> then I'd suggest you use this URI instead:
I have no problem with this as such. However, it would be useful to
have machine-understandable documentation of it, whether TM or RDF
or something else.
> You're saying that a bunch of non-contiguous bits in the Google database
> is "a document" even before anyone makes the query to combine them into
> anything related?
No, no. The resource referred to by that URI is a document
because we interact with it by *reading* it (we may have to
stretch the meaning of "read" a bit when we deal with purely
"Document" here has one of its ordinary senses:
2 a : a writing conveying information;
b : a material substance (as a coin or stone) having on it a representation
of thoughts by means of some conventional mark or symbol.
so sayeth m-w.com. (Sense 1 has to do with something that serves
as evidence of some fact, as in "official document".)
> That's a pretty abstract definition. If I use CORBA to
> access the exact same bits would you say that I am getting a CORBA
> representation of a "document?"
Same bits as what: the ones on the Google database, or the
ones returned by a GET specifying a Content-Type of text/html?
If the latter, then yes; if the former, probably not.

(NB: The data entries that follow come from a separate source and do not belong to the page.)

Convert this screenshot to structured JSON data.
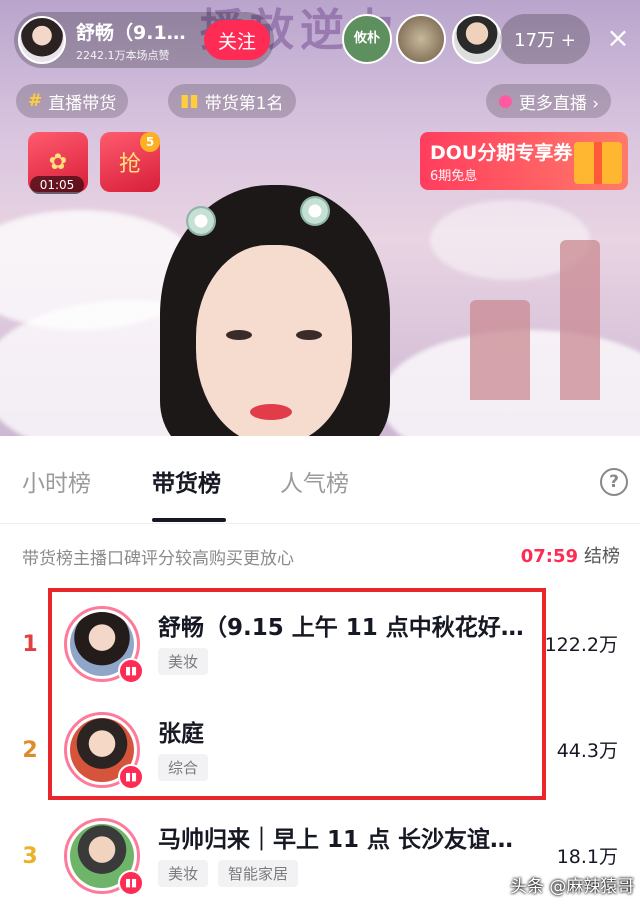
{
  "stream": {
    "banner_text": "播放逆力",
    "host": {
      "name": "舒畅（9.1…",
      "likes": "2242.1万本场点赞",
      "follow_label": "关注"
    },
    "viewer_badge": "攸朴",
    "viewer_count": "17万 +",
    "close_icon": "×",
    "chips": [
      {
        "icon": "#",
        "label": "直播带货"
      },
      {
        "icon": "▮▮",
        "label": "带货第1名"
      },
      {
        "icon": "●",
        "label": "更多直播 ›"
      }
    ],
    "gift_timer": "01:05",
    "gift_badge_count": "5",
    "gift2_label": "抢",
    "promo": {
      "title": "DOU分期专享券",
      "subtitle": "6期免息"
    }
  },
  "panel": {
    "tabs": [
      {
        "label": "小时榜"
      },
      {
        "label": "带货榜"
      },
      {
        "label": "人气榜"
      }
    ],
    "help_icon": "?",
    "subheading": "带货榜主播口碑评分较高购买更放心",
    "countdown_time": "07:59",
    "countdown_label": "结榜",
    "rows": [
      {
        "rank": "1",
        "name": "舒畅（9.15 上午 11 点中秋花好…",
        "tags": [
          "美妆"
        ],
        "metric": "122.2万"
      },
      {
        "rank": "2",
        "name": "张庭",
        "tags": [
          "综合"
        ],
        "metric": "44.3万"
      },
      {
        "rank": "3",
        "name": "马帅归来｜早上 11 点 长沙友谊…",
        "tags": [
          "美妆",
          "智能家居"
        ],
        "metric": "18.1万"
      }
    ]
  },
  "watermark": "头条 @麻辣猿哥",
  "colors": {
    "accent": "#fe2c55",
    "highlight_box": "#e8262c",
    "rank1": "#e2403f",
    "rank2": "#e08a2a",
    "rank3": "#e8b22a"
  }
}
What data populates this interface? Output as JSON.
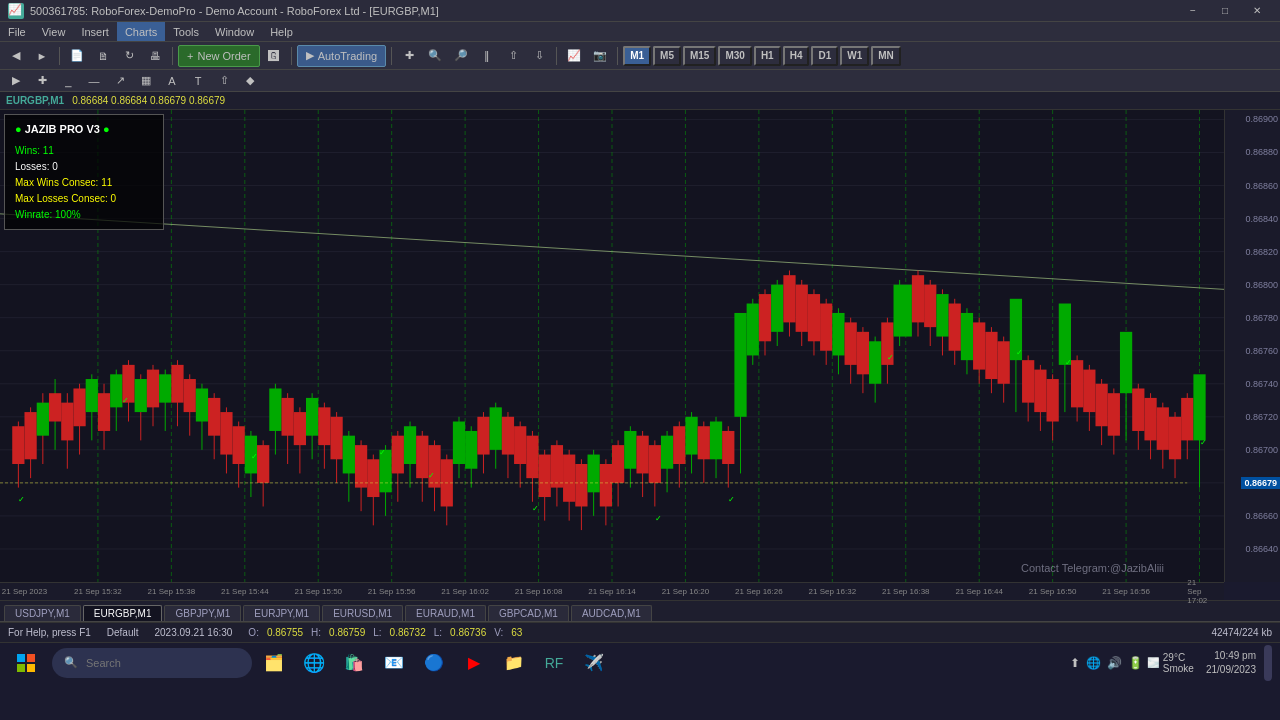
{
  "window": {
    "title": "500361785: RoboForex-DemoPro - Demo Account - RoboForex Ltd - [EURGBP,M1]",
    "app_icon": "📈"
  },
  "menu": {
    "items": [
      "File",
      "View",
      "Insert",
      "Charts",
      "Tools",
      "Window",
      "Help"
    ]
  },
  "toolbar": {
    "new_order_label": "New Order",
    "autotrade_label": "AutoTrading",
    "timeframes": [
      "M1",
      "M5",
      "M15",
      "M30",
      "H1",
      "H4",
      "D1",
      "W1",
      "MN"
    ],
    "active_timeframe": "M1"
  },
  "symbol_bar": {
    "symbol": "EURGBP,M1",
    "prices": "0.86684 0.86684 0.86679 0.86679"
  },
  "ea_panel": {
    "name": "JAZIB PRO V3",
    "wins_label": "Wins:",
    "wins_value": "11",
    "losses_label": "Losses:",
    "losses_value": "0",
    "max_wins_label": "Max Wins Consec:",
    "max_wins_value": "11",
    "max_losses_label": "Max Losses Consec:",
    "max_losses_value": "0",
    "winrate_label": "Winrate:",
    "winrate_value": "100%"
  },
  "price_levels": [
    {
      "price": "0.86900",
      "y_pct": 2
    },
    {
      "price": "0.86880",
      "y_pct": 9
    },
    {
      "price": "0.86860",
      "y_pct": 16
    },
    {
      "price": "0.86840",
      "y_pct": 23
    },
    {
      "price": "0.86820",
      "y_pct": 30
    },
    {
      "price": "0.86800",
      "y_pct": 37
    },
    {
      "price": "0.86780",
      "y_pct": 44
    },
    {
      "price": "0.86760",
      "y_pct": 51
    },
    {
      "price": "0.86740",
      "y_pct": 58
    },
    {
      "price": "0.86720",
      "y_pct": 65
    },
    {
      "price": "0.86700",
      "y_pct": 72
    },
    {
      "price": "0.86680",
      "y_pct": 79
    },
    {
      "price": "0.86660",
      "y_pct": 86
    },
    {
      "price": "0.86640",
      "y_pct": 93
    }
  ],
  "current_price": {
    "value": "0.86679",
    "y_pct": 80
  },
  "time_labels": [
    {
      "time": "21 Sep 2023",
      "x_pct": 2
    },
    {
      "time": "21 Sep 15:32",
      "x_pct": 8
    },
    {
      "time": "21 Sep 15:38",
      "x_pct": 14
    },
    {
      "time": "21 Sep 15:44",
      "x_pct": 20
    },
    {
      "time": "21 Sep 15:50",
      "x_pct": 26
    },
    {
      "time": "21 Sep 15:56",
      "x_pct": 32
    },
    {
      "time": "21 Sep 16:02",
      "x_pct": 38
    },
    {
      "time": "21 Sep 16:08",
      "x_pct": 44
    },
    {
      "time": "21 Sep 16:14",
      "x_pct": 50
    },
    {
      "time": "21 Sep 16:20",
      "x_pct": 56
    },
    {
      "time": "21 Sep 16:26",
      "x_pct": 62
    },
    {
      "time": "21 Sep 16:32",
      "x_pct": 68
    },
    {
      "time": "21 Sep 16:38",
      "x_pct": 74
    },
    {
      "time": "21 Sep 16:44",
      "x_pct": 80
    },
    {
      "time": "21 Sep 16:50",
      "x_pct": 86
    },
    {
      "time": "21 Sep 16:56",
      "x_pct": 92
    },
    {
      "time": "21 Sep 17:02",
      "x_pct": 98
    }
  ],
  "tabs": [
    {
      "label": "USDJPY,M1",
      "active": false
    },
    {
      "label": "EURGBP,M1",
      "active": true
    },
    {
      "label": "GBPJPY,M1",
      "active": false
    },
    {
      "label": "EURJPY,M1",
      "active": false
    },
    {
      "label": "EURUSD,M1",
      "active": false
    },
    {
      "label": "EURAUD,M1",
      "active": false
    },
    {
      "label": "GBPCAD,M1",
      "active": false
    },
    {
      "label": "AUDCAD,M1",
      "active": false
    }
  ],
  "status_bar": {
    "help_text": "For Help, press F1",
    "profile": "Default",
    "datetime": "2023.09.21 16:30",
    "open_label": "O:",
    "open_val": "0.86755",
    "high_label": "H:",
    "high_val": "0.86759",
    "low_label": "L:",
    "low_val": "0.86732",
    "close_label": "L:",
    "close_val": "0.86736",
    "volume_label": "V:",
    "volume_val": "63",
    "file_info": "42474/224 kb"
  },
  "taskbar": {
    "search_placeholder": "Search",
    "weather_temp": "29°C",
    "weather_desc": "Smoke",
    "time": "10:49 pm",
    "date": "21/09/2023"
  },
  "watermark": {
    "text": "Contact Telegram:@JazibAliii"
  },
  "colors": {
    "bull": "#00cc00",
    "bear": "#cc2222",
    "background": "#131320",
    "grid": "#1e1e2e",
    "current_price_bg": "#0050a0"
  }
}
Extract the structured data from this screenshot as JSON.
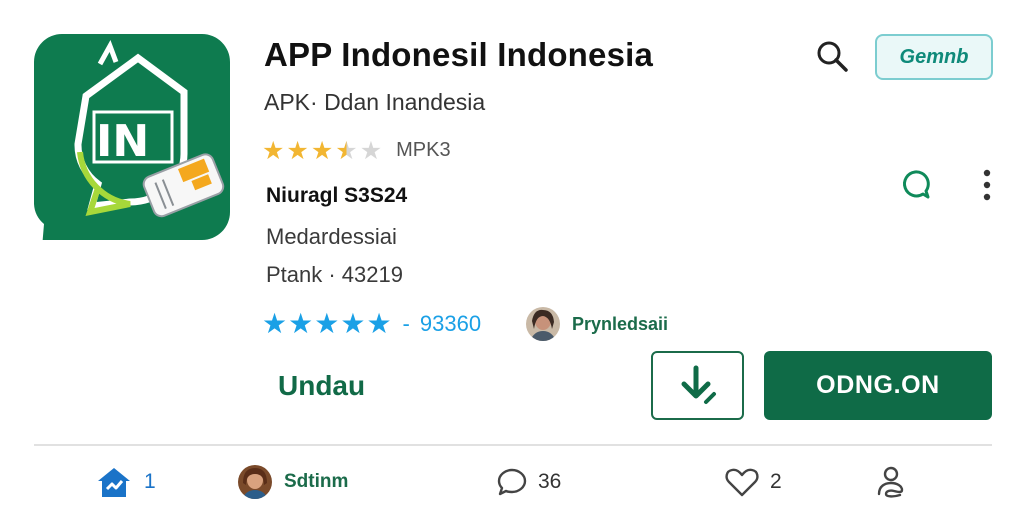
{
  "app": {
    "title": "APP Indonesil Indonesia",
    "subtitle": "APK· Ddan  Inandesia",
    "icon_text": "IN",
    "rating_text": "MPK3",
    "developer": "Niuragl S3S24",
    "category": "Medardessiai",
    "rank": "Ptank · 43219",
    "review_count": "93360",
    "review_dash": "-",
    "publisher_name": "Prynledsaii"
  },
  "ratings": {
    "top_stars": 3.5,
    "top_stars_max": 5,
    "review_stars": 5
  },
  "top": {
    "pill_label": "Gemnb"
  },
  "actions": {
    "secondary_label": "Undau",
    "open_label": "ODNG.ON"
  },
  "bottom_bar": {
    "home_count": "1",
    "user_label": "Sdtinm",
    "comment_count": "36",
    "like_count": "2"
  },
  "colors": {
    "brand_green": "#0f6b47",
    "star_gold": "#f2b632",
    "star_blue": "#1aa0e6",
    "icon_bg": "#0e7b4f"
  },
  "icons": [
    "search-icon",
    "chat-bubble-icon",
    "more-vertical-icon",
    "download-icon",
    "home-icon",
    "comment-icon",
    "heart-icon",
    "profile-icon",
    "star-icon"
  ]
}
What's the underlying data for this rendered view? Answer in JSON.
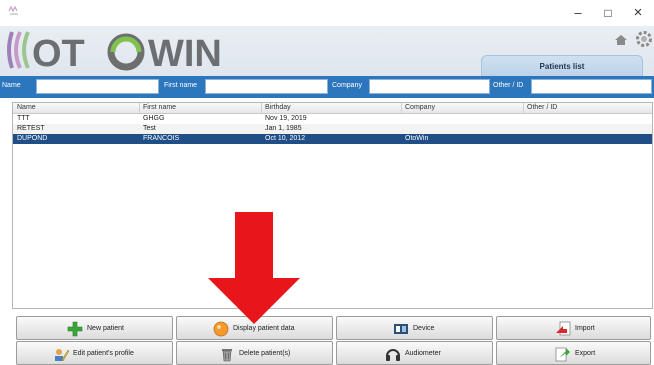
{
  "window": {
    "minimize": "–",
    "maximize": "□",
    "close": "×"
  },
  "header": {
    "logo_text": "OTOWIN",
    "tab_label": "Patients list"
  },
  "filters": [
    {
      "label": "Name",
      "value": ""
    },
    {
      "label": "First name",
      "value": ""
    },
    {
      "label": "Company",
      "value": ""
    },
    {
      "label": "Other / ID",
      "value": ""
    }
  ],
  "table": {
    "columns": [
      "Name",
      "First name",
      "Birthday",
      "Company",
      "Other / ID"
    ],
    "rows": [
      {
        "name": "TTT",
        "first_name": "GHGG",
        "birthday": "Nov 19, 2019",
        "company": "",
        "other": ""
      },
      {
        "name": "RETEST",
        "first_name": "Test",
        "birthday": "Jan 1, 1985",
        "company": "",
        "other": ""
      },
      {
        "name": "DUPOND",
        "first_name": "FRANCOIS",
        "birthday": "Oct 10, 2012",
        "company": "OtoWin",
        "other": ""
      }
    ],
    "selected_row": 2
  },
  "buttons": {
    "new_patient": "New patient",
    "display_patient_data": "Display patient data",
    "device": "Device",
    "import": "Import",
    "edit_profile": "Edit patient's profile",
    "delete_patients": "Delete patient(s)",
    "audiometer": "Audiometer",
    "export": "Export"
  },
  "colors": {
    "filter_bar": "#2c76bd",
    "selected_row": "#1f4f86",
    "annotation_arrow": "#e8161b"
  }
}
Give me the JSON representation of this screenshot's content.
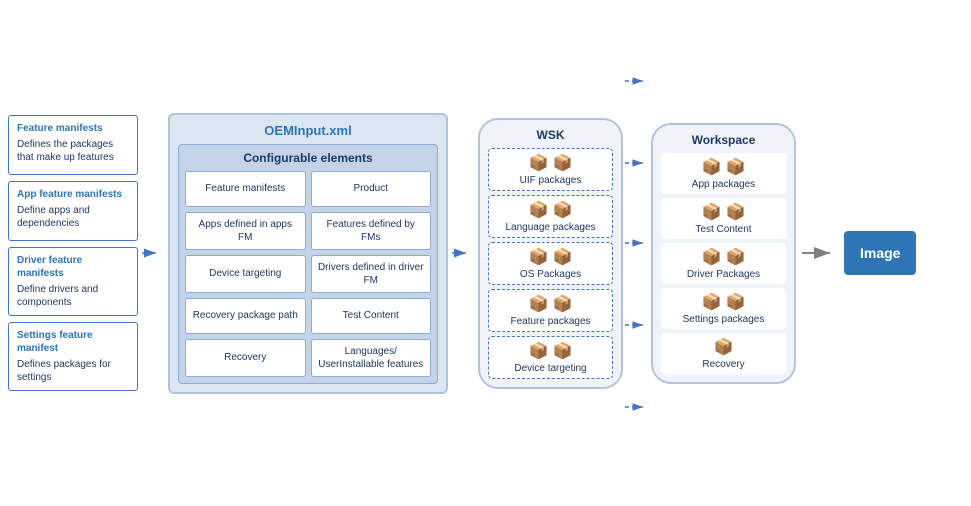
{
  "left_panel": {
    "items": [
      {
        "title": "Feature manifests",
        "desc": "Defines the packages that make up features"
      },
      {
        "title": "App feature manifests",
        "desc": "Define apps and dependencies"
      },
      {
        "title": "Driver feature manifests",
        "desc": "Define drivers and components"
      },
      {
        "title": "Settings feature manifest",
        "desc": "Defines packages for settings"
      }
    ]
  },
  "oem": {
    "title": "OEMInput.xml",
    "configurable_title": "Configurable elements",
    "cells": [
      "Feature manifests",
      "Product",
      "Apps defined in apps FM",
      "Features defined by FMs",
      "Device targeting",
      "Drivers defined in driver FM",
      "Recovery package path",
      "Test Content",
      "Recovery",
      "Languages/ UserInstallable features"
    ]
  },
  "wsk": {
    "title": "WSK",
    "items": [
      {
        "label": "UIF packages"
      },
      {
        "label": "Language packages"
      },
      {
        "label": "OS Packages"
      },
      {
        "label": "Feature packages"
      },
      {
        "label": "Device targeting"
      }
    ]
  },
  "workspace": {
    "title": "Workspace",
    "items": [
      {
        "label": "App packages"
      },
      {
        "label": "Test Content"
      },
      {
        "label": "Driver Packages"
      },
      {
        "label": "Settings packages"
      },
      {
        "label": "Recovery"
      }
    ]
  },
  "image": {
    "label": "Image"
  }
}
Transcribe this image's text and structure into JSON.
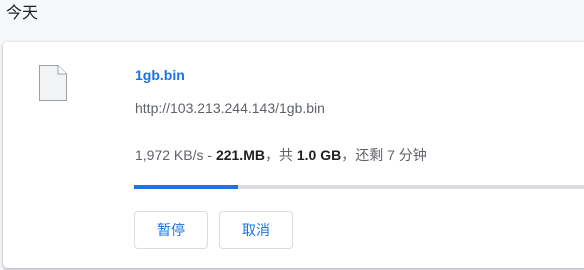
{
  "date_header": "今天",
  "download": {
    "file_name": "1gb.bin",
    "url": "http://103.213.244.143/1gb.bin",
    "speed": "1,972 KB/s",
    "sep1": " - ",
    "downloaded": "221.MB",
    "sep2": "，共 ",
    "total": "1.0 GB",
    "sep3": "，还剩 7 分钟",
    "progress_fraction": 0.2211,
    "pause_label": "暂停",
    "cancel_label": "取消"
  },
  "icons": {
    "file": "file-icon"
  },
  "colors": {
    "accent": "#1a73e8",
    "track": "#dadce0",
    "text_secondary": "#5f6368"
  }
}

John Cowan <firstname.lastname@example.org> http://www.reutershealth.com
I amar prestar aen, han mathon ne nen, http://www.ccil.org/~cowan
han mathon ne chae, a han noston ne 'wilith. --Galadriel, _LOTR:FOTR_